"Portraying himself as an honest, ordinary person helped Lincoln identify with his audiences." (Einhorn, 1992, p. 25).

"Portraying himself as an honest, ordinary person helped Lincoln identify with his audiences." (Einhorn 25)

"Portraying himself as an honest, ordinary person helped Lincoln identify with his audiences."1

1. Lois J. Einhorn, Abraham Lincoln, the Orator: Penetrating the Lincoln Legend (Westport, CT: Greenwood Press, 1992), 25, http://www.questia.com/read/27419298.

Cited passage

Welcome to the new Questia Reader

The Questia Reader has been updated to provide you with an even better online reading experience.  It is now 100% Responsive, which means you can read our books and articles on any sized device you wish.  All of your favorite tools like notes, highlights, and citations are still here, but the way you select text has been updated to be easier to use, especially on touchscreen devices.  Here's how:

1. Click or tap the first word you want to select.
2. Click or tap the last word you want to select.

OK, got it!

Thanks for trying Questia!

Please continue trying out our research tools, but please note, full functionality is available only to our active members.

Your work will be lost once you leave this Web page.
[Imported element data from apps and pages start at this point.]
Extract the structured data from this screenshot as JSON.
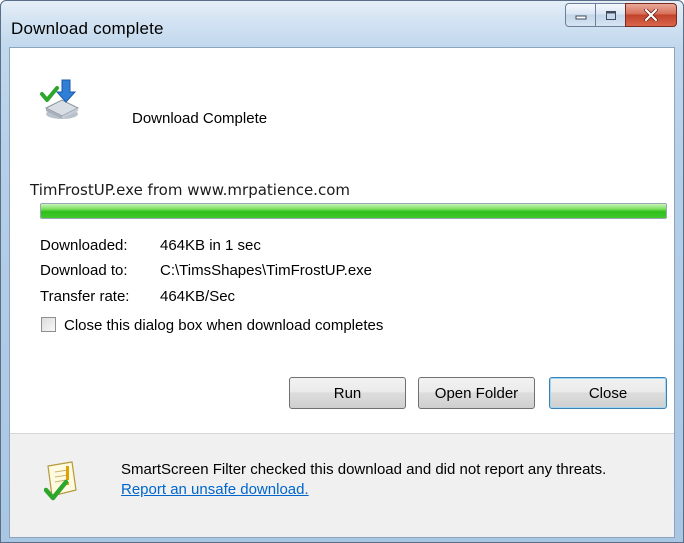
{
  "window": {
    "title": "Download complete"
  },
  "header": {
    "status_text": "Download Complete"
  },
  "download": {
    "file_line": "TimFrostUP.exe from www.mrpatience.com",
    "progress": 1.0,
    "rows": [
      {
        "label": "Downloaded:",
        "value": "464KB in 1 sec"
      },
      {
        "label": "Download to:",
        "value": "C:\\TimsShapes\\TimFrostUP.exe"
      },
      {
        "label": "Transfer rate:",
        "value": "464KB/Sec"
      }
    ]
  },
  "options": {
    "close_when_done_label": "Close this dialog box when download completes",
    "close_when_done_checked": false
  },
  "buttons": {
    "run": "Run",
    "open_folder": "Open Folder",
    "close": "Close"
  },
  "footer": {
    "message": "SmartScreen Filter checked this download and did not report any threats.",
    "link": "Report an unsafe download."
  },
  "colors": {
    "progress_green": "#2fbf1d",
    "link_blue": "#0066cc",
    "close_button_red": "#c2422a"
  },
  "icons": {
    "header": "download-complete-icon",
    "footer": "smartscreen-check-icon"
  }
}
For full access in an ad-free environment, sign up now for a FREE, 1-day trial.

Already a member? Log in now.